The article was the second in a series Bunte plans to publish using excerpts from the papers and exclusive commentary from the younger Mengele to describe more than three decades of the fugitive-life in Europe and South America spent by the most-hunted Nazi war criminal. The magazine says it will donate all profits to the Auschwitz survivors' fund.
Last Friday, forensic scientists from Brazil, the United States and West Germany announced that they are convinced that the skeleton of a man buried as Wolfgang Gerhard and exhumed June 6 near Sao Paulo was that of Josef Mengele.
Mengele was avidly sought just after the end of the war by a team of Allied investigators seeking to put him on trial for his ghoulish experiments on twins, dwarfs and children at the Auschwitz concentration camp.
In a letter to his son quoted in the magazine this week, Mengele wrote, "At the war's end, my unit was in Czechoslovakia. On the night of the cease-fire, we pulled back to the west. In the vicinity of the nearest city, we were taken to a U.S. prisoner-of-war camp. We were transferred to many camps and then released in the American zone."
Mengele's son explained that his father was narcissistic and would stand for hours in front of a mirror admiring himself in hand-tailored suits. Rolf Mengele believes that his father's inordinate vanity made him flout SS rules and refuse to imprint his blood group under his arm.
After his release, Mengele returned to his hometown of Guenzburg in Bavaria but, fearing pursuit by would-be captors, took refuge in a nearby forest. In September 1945, two U.S. military officers questioned farmers in the Guenzburg region about Josef Mengele.
They also interrogated his first wife, Irene, who claimed she did not know where he was. She later divorced him, and Mengele married her sister, Martha, in 1958 in a Buenos Aires ceremony that was well-attended by Mengele family members and Nazi fugitives living in Argentina and Paraguay. Martha had been married previously to Mengele's brother.
The family reportedly delivered food supplies to Mengele at his forest hiding place before he moved to Rosenheim, also in Bavaria, where he worked as a stable groom. The owner said later he often wondered why the hired hand "spent so much time washing his hands."

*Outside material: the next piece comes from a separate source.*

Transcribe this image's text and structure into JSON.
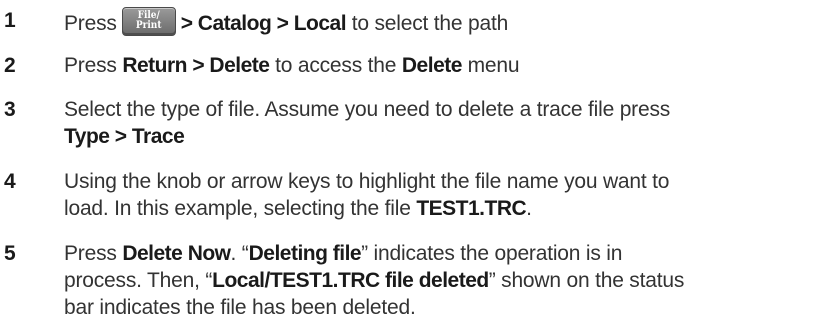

Mengele stayed in Rosenheim until late 1948, when he made his way to Genoa to catch a boat to South America. In Genoa, Mengele was detained by Italian authorities who later apologized for mistakenly arresting him and let him proceed to Argentina.
Bunte said Mengele's writings proved that he maintained his enthusiasm for his Auschwitz pseudo-medical experiments that explored the possibilities of breeding a blond, blue-eyed superior race. The letters and notebooks show he made plans to resume his work and that he kept microscope slides with him of blood and tissue samples, apparently from Auschwitz, for the time when he could work in a laboratory.
Bunte's article is accompanied by numerous photographs of a skiing vacation in 1956, when Rolf Mengele met his father for the first time. Mengele was introduced as an uncle by the name of Helmut Gregor.
The pictures show the Mengele family cavorting in the snow in front of a hotel in Engelberg, and the magazine said it was evident that Mengele easily avoided capture and at the time felt no pressure of being pursued by German or Swiss authorities.